Multiple sclerosis (MS) is an autoimmune disease affecting the central nervous system. An impaired hypothalamopituitary axis and stress reactivity have extensively been discussed without convincing experimental evidence. We choose a standardized acute psychological stressor to determine whether MS patients show altered endocrine and immune responses to stress. In 35 relapsing-remitting MS patients we found elevated baseline levels for catecholamines, prolactin, and IL-6 compared to 15 healthy controls. All neuroendocrine parameters declined during the stress intervention in MS as well as in stress-exposed controls. But only prolactin showed a significantly larger decline in stressed MS patients versus controls. During exposure to the stress we found no significant changes in serum levels of IL-6, IL-6 receptor, or TNF-alpha in either MS patients or controls after stimulation of a whole blood culture.

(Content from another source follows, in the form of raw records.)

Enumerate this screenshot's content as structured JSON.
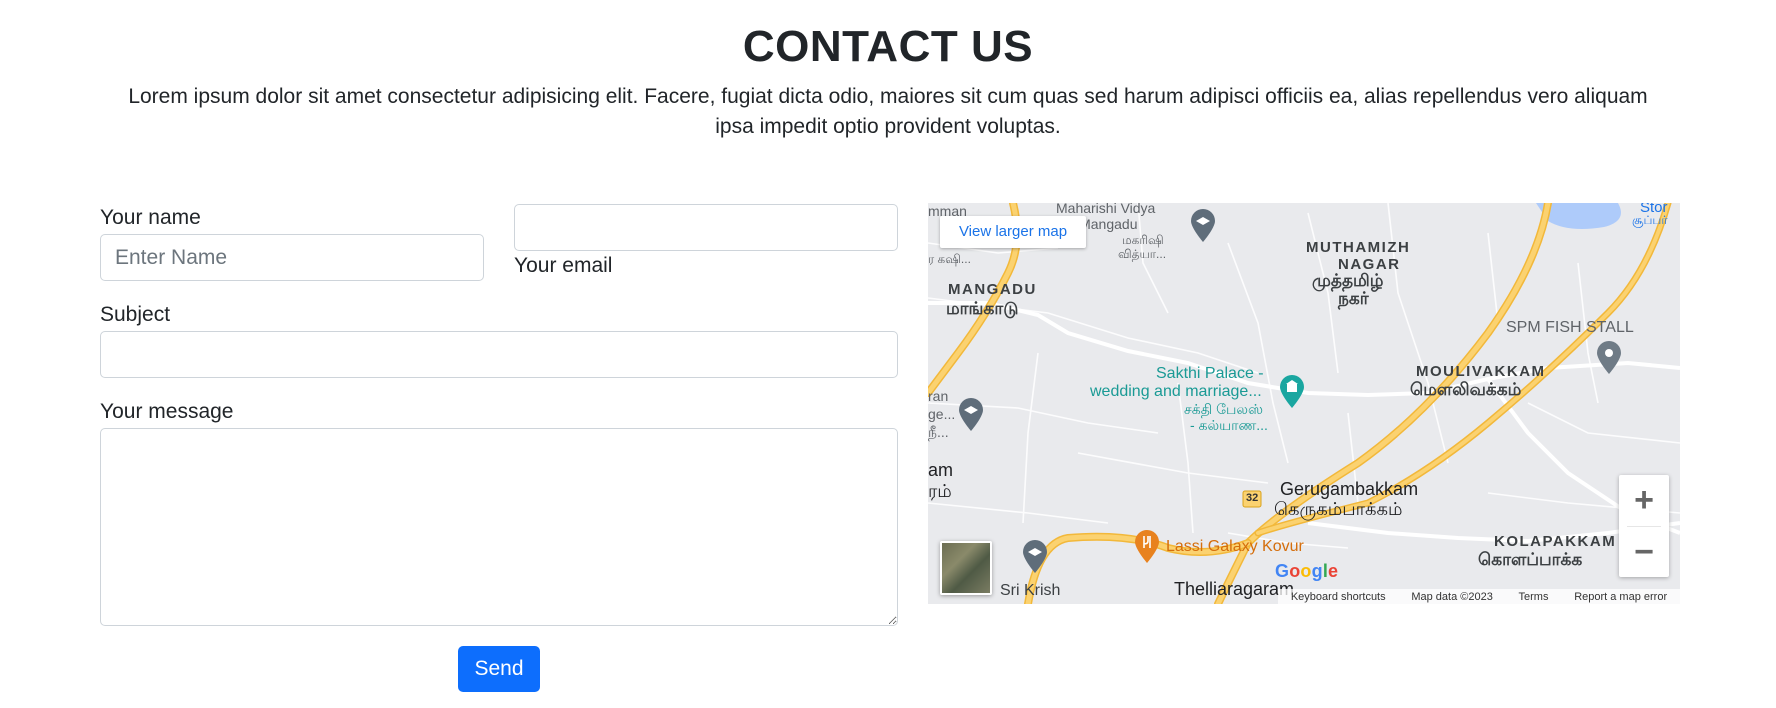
{
  "header": {
    "title": "CONTACT US",
    "subtitle": "Lorem ipsum dolor sit amet consectetur adipisicing elit. Facere, fugiat dicta odio, maiores sit cum quas sed harum adipisci officiis ea, alias repellendus vero aliquam ipsa impedit optio provident voluptas."
  },
  "form": {
    "name_label": "Your name",
    "name_placeholder": "Enter Name",
    "name_value": "",
    "email_label": "Your email",
    "email_value": "",
    "subject_label": "Subject",
    "subject_value": "",
    "message_label": "Your message",
    "message_value": "",
    "send_label": "Send"
  },
  "map": {
    "view_larger": "View larger map",
    "zoom_in": "+",
    "zoom_out": "−",
    "labels": {
      "mangadu": "MANGADU",
      "mangadu_ta": "மாங்காடு",
      "muthamizh": "MUTHAMIZH",
      "nagar": "NAGAR",
      "muthamizh_ta": "முத்தமிழ்",
      "nagar_ta": "நகர்",
      "moulivakkam": "MOULIVAKKAM",
      "moulivakkam_ta": "மௌலிவக்கம்",
      "spm_fish": "SPM FISH STALL",
      "sakthi_1": "Sakthi Palace -",
      "sakthi_2": "wedding and marriage...",
      "sakthi_ta_1": "சக்தி பேலஸ்",
      "sakthi_ta_2": "- கல்யாண...",
      "maharishi_1": "Maharishi Vidya",
      "maharishi_2": "r - Mangadu",
      "maharishi_ta_1": "மகரிஷி",
      "maharishi_ta_2": "வித்யா...",
      "gerugambakkam": "Gerugambakkam",
      "gerugambakkam_ta": "கெருகம்பாக்கம்",
      "kolapakkam": "KOLAPAKKAM",
      "kolapakkam_ta": "கொளப்பாக்க",
      "lassi": "Lassi Galaxy Kovur",
      "sri_krish": "Sri Krish",
      "thelliaragaram": "Thelliaragaram",
      "route_32": "32",
      "left_edge_1": "mman",
      "left_edge_2": "ran",
      "left_edge_3": "ge...",
      "left_edge_4": "நீ...",
      "left_edge_5": "am",
      "left_edge_6": "ரம்",
      "left_edge_7": "ர கஷி...",
      "stor": "Stor",
      "stor_ta": "சூப்பர்"
    },
    "attribution": {
      "keyboard": "Keyboard shortcuts",
      "data": "Map data ©2023",
      "terms": "Terms",
      "report": "Report a map error"
    },
    "colors": {
      "road_major": "#fbd270",
      "road_major_edge": "#f2b83a",
      "water": "#aecbfa",
      "land": "#e9eaed",
      "poi_teal": "#1a9a95",
      "poi_grey": "#5f6368",
      "poi_orange": "#e8821e"
    }
  }
}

An altered neural immune signaling in relapsing-remitting MS patients during acute experimental stress could not be proven for the parameters analyzed.
Copyright 2001 Elsevier Science (USA).